by Michael Sales.
Moving ECA Mass to become more of a networked and networking organization was one of the primary themes of our strategic planning work throughout the winter. The opportunity of this approach for our organization and for each of us as individuals is broad and very exciting. This article maps out the scope of the networking possibilities for ECA Mass and suggests some methods that can help us bring attention, engagement, and collaboration to our work.
The networking opportunities
I’m part of a research team mapping out the contours of the enormous system of interrelated national and international not-for-profit organizations working in some way at the intersection of security and sustainability. Sustainability issues – with global warming and climate change in the lead — drive all sorts of security issues, e.g., conflicts over how to address droughts or sea level rise.
We have already identified about 2,500 of these internationally and nationally focused organizations and project that there are at least double that. And new ones are showing up every day. Elders Climate Action is one such organization. Counting businesses, government entities and local organizations committed to sustainability and security, the number would likely be in the many tens of thousands.
This represents a tremendous opportunity to harness the power of networking. Whatever we are trying to do, we are not alone. For example, if you wanted to be part of the effort to fight fracking, connecting with Food and Water Watch would be an excellent place to start looking for information and collaborators. Its website has over 1,000 references to activities and people active in Massachusetts.

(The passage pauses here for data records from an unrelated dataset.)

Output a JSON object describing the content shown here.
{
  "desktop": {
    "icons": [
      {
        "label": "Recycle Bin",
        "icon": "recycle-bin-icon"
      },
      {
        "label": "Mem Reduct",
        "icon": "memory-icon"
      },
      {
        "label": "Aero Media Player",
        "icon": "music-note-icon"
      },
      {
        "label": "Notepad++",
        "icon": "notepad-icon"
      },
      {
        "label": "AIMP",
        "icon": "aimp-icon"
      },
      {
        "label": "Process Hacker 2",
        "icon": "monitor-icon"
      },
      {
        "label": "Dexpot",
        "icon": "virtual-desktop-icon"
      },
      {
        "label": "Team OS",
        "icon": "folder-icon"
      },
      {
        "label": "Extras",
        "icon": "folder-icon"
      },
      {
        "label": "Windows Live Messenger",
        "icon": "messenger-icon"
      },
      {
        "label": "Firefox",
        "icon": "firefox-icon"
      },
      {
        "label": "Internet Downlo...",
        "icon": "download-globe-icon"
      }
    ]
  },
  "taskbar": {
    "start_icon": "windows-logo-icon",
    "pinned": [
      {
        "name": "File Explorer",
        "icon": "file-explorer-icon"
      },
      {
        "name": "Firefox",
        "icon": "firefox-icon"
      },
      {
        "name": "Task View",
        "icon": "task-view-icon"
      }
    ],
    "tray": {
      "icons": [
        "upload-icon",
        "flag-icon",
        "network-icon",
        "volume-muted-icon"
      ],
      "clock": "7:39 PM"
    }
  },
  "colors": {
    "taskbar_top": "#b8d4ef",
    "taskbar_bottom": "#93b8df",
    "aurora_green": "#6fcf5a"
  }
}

Despite all this activity and commitment, we are far short of having the power to force the clean energy transition in time to stabilize the climate. As Grady McGonagill says, “We are winning, but too slowly.” The pro-climate movement, despite its thousands of organizations and millions of adherents, needs much more traction and public support in order to win significant public policy changes toward rapid decarbonization.
Our networking challenge has three components:

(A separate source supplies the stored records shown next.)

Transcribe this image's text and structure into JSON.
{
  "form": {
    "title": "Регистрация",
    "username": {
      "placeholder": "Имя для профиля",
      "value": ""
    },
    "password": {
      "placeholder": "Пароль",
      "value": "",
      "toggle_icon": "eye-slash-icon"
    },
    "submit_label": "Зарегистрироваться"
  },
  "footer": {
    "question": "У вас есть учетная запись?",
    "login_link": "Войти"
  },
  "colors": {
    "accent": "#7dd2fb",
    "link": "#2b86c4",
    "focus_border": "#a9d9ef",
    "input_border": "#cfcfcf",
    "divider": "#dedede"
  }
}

- Engagement – bring more capable and committed people into the movement
- Clarity- interact with organizations and individuals to determine what in the vast cloud of relevant information is valid and relevant to our mission
- Collaboration –develop partnerships with allied organizations to magnify impact.
To succeed our movement needs what the social scientist, June Holley, calls Network Weavers. June is another one of the terrific cadre of strategists, scientists, activists and politicians ECA Massachusetts and National have been adding to our own network. We anticipate working more closely with June and other network analysts as the year unfolds.
Network Weaving is a very exciting and energizing activity. Being an agent in the creation of a network or participating in the strengthening of networks brings us in contact with dynamic people committed to the common mission of understanding climate change and mitigating its impacts. If you’re already a networker, bringing those skills to bear in support of ECA’s mission will expand your repertoire of abilities and your personal connections in a fulfilling way. If you haven’t worked on the creating and participating in networks in an intentional fashion, doing so will take you to a learning edge full of personal development possibilities.
Being a network weaver takes concentrated work, creative thinking, a willingness to work with a diverse set of people and a frank assessment of one’s strengths and weaknesses. June suggests some serious self-reflection as a precursor to taking on the challenge of network weaving.
An important first step is looking at your personal and professional networks that could support your ECA-related projects. The essence of the approach is to think expansively and intentionally about the network of people you know (or could know) that will help you advance some climate activism project you care about. A number of us engaged in a version of this exercise in the January chapter meeting.
June Holley has developed a number of self-assessment checklists, which this newsletter and our chapter meetings will likely cover further. Here are some headlines:
How much do you like connecting with a wide range of people?
How good are you at generating projects and coordinating and coaching others as they work on these projects?
Are you good at facilitating the work of others with one another and with your own vision?
How do you rate yourself in terms of your willingness to support others in their networking activities, e.g., in the use of social networks?
ECA Mass values a set of skills often present in vintage human beings who have developed judgment and perspective over the course of their life experience. Key skills are the capacity to listen thoughtfully to others, a willingness to commit to considered action, and loyalty to friends, family and colleagues. These are all important to effective network weaving.
The more intentional we become about our individual and collective networking, the greater the contribution we’ll make toward the achievement of our vision for a brighter and healthier future. We’ll be developing this focus through trainings and group activities, starting with our June chapter meeting.